-- Records to use --
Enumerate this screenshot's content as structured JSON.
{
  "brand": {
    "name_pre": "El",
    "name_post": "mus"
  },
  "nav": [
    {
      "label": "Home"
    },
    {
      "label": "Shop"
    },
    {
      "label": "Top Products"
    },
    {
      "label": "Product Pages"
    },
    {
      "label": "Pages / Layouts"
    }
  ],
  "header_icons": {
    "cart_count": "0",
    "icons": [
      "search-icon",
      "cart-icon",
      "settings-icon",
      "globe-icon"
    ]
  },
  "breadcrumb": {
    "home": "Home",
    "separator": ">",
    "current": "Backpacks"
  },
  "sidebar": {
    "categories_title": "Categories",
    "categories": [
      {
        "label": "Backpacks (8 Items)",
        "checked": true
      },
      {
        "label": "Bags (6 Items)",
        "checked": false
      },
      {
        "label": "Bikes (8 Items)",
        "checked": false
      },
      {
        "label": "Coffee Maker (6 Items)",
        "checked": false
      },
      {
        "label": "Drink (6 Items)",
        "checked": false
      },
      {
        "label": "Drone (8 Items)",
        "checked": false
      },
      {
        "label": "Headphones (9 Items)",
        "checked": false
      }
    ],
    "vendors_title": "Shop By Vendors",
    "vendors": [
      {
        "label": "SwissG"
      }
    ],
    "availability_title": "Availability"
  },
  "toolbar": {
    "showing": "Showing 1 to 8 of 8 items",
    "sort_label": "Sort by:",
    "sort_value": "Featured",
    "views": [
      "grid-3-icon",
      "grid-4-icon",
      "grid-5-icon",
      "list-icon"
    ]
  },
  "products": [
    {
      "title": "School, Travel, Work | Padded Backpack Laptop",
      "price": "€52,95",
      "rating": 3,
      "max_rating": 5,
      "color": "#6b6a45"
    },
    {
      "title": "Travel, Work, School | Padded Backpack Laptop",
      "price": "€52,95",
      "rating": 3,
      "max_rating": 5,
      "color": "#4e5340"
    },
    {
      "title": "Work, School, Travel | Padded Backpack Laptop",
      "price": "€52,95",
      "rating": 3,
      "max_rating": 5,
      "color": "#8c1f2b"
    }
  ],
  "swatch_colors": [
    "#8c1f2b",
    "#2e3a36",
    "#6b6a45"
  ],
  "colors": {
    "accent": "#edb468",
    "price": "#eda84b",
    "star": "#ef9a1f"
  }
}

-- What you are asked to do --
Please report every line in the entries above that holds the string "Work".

-- Solved problem --
      "title": "School, Travel, Work | Padded Backpack Laptop",
      "title": "Travel, Work, School | Padded Backpack Laptop",
      "title": "Work, School, Travel | Padded Backpack Laptop",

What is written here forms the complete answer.